For many people with shallow pockets to travel or with no time to travel, it’s almost impossible for them to see the proverbial Zimbabwean monuments and nature that the country has to offer. But one Zimbabwean, Tawanda Kanhema figured out that you don’t necessarily need to be in Zimbabwe to see these things. Tawanda’s ingenious solution was to put these monuments on StreetView so that anyone in every corner of the world can experience a life-like feel of Victoria Falls, Great Zimbabwe, and the likes.
Tawanda’s story is no pushover- it has the spirit of both patriotism and passion. The man traveled all the way from the USA and financed himself just to share Zimbabwe to the world. Indeed Tawanda is a Zimbabwean who stays in the United States, a journalism graduate from the University of California. He used his personal $5000 bucks to finance this project which saw him spending two weeks in Zimbabwe to shoot 500 miles of video content to be put on Google Maps and Earth.
However, Tawanda didn’t do this entirely on his own, Google chipped in a bit by loaning him a camera through its loan program. Here is what Tawanda said about this project in an interview with CNET:
I grew up in Zimbabwe and went to school at the University of California, Berkeley where I studied journalism and documentary film-making…….In 2016, I got involved with Google’s user generated content initiative, the Street View Camera Loan Program, which allows photographers to borrow a Street View ready camera and take it somewhere interesting. I then pitched two UNESCO World Heritage Sites, Victoria Falls in Zimbabwe and Stone Town in Zanzibar as ideal pilots for expanding Street View to new markets in Southern Africa…..I personally funded all travel and production costs related to the Zimbabwe Street View project. Google and Insta360 provided the Insta360 Pro 2 through the camera loan program.
This is still just a hobby for me, so using off-the-shelf products significantly reduced the costs for something that would cost thousands of dollars to just under $5,000 in flights, hotels, a car rental and gas expenses.
What Tawanda did is worth for Zimbabwe Tourism Authority (ZTA) to copy. Promoting tourism is no longer exclusively limited to publishing ads but something like what Tawanda did is perhaps now more effective to lure tourists. It’s not that pricey to come up with the video content judging by Tawanda’s budget and the huge amount of content he produced.
I believe ZTA has the financial resources to finance a number of these kinds of projects.

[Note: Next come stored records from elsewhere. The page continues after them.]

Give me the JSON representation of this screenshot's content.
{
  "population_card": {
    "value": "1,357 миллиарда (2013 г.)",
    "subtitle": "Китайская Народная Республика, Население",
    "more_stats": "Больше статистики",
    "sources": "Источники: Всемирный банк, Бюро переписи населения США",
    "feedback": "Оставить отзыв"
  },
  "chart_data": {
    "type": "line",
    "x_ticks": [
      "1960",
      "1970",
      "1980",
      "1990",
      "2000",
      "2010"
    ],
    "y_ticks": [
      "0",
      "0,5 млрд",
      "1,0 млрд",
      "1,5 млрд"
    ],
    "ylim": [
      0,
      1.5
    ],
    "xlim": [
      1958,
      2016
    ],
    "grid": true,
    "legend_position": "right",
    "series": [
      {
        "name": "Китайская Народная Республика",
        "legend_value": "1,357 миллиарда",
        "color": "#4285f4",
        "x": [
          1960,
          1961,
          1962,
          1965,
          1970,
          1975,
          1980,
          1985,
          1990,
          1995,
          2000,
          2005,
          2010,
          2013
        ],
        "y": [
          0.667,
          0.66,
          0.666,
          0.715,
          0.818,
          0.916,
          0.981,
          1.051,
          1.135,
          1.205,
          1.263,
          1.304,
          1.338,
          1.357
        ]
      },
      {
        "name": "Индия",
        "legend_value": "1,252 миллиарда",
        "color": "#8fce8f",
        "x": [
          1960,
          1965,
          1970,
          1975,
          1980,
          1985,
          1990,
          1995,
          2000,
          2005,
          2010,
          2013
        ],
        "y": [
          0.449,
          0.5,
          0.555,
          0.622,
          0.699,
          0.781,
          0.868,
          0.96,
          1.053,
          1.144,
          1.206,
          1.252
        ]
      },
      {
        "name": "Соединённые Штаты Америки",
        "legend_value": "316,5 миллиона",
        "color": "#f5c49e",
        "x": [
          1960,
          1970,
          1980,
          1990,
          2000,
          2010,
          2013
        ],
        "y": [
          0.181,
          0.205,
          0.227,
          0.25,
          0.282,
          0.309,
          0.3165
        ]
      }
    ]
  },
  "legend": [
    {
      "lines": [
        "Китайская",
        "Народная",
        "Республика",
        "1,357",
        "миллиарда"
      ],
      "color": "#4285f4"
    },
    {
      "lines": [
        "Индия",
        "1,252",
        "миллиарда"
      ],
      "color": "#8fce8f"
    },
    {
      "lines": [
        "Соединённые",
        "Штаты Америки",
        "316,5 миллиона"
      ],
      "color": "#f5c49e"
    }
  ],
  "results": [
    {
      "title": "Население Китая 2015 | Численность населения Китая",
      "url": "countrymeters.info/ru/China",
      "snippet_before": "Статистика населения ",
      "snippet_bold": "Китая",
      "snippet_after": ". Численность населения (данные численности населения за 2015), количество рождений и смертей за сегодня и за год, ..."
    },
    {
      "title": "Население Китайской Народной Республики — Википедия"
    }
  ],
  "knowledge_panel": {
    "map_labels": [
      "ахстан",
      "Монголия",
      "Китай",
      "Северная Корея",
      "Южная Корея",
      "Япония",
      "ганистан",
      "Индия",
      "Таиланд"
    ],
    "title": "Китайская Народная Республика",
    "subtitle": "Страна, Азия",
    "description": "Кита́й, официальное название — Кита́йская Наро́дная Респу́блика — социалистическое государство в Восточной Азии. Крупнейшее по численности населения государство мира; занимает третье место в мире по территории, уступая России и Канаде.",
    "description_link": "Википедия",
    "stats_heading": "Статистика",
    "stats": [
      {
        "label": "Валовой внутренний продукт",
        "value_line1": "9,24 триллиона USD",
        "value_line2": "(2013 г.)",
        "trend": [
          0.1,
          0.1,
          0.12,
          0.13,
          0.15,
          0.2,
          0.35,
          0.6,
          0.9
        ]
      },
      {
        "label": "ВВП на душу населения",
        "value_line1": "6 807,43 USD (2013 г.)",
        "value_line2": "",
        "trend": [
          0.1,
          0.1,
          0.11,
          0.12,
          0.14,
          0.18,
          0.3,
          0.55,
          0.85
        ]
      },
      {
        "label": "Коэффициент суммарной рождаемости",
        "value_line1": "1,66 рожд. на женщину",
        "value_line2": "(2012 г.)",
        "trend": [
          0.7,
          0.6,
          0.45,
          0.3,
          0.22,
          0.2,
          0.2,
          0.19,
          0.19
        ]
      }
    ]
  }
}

What I don’t think it has is the will to do it. But lately, ZTA seems like its now ‘tech-curious’ given that it partnered with a certain company to develop a tourism mobile app. Imagine how insightful will the app be if it also offered Streetview footage of Zimbabwe’s monuments?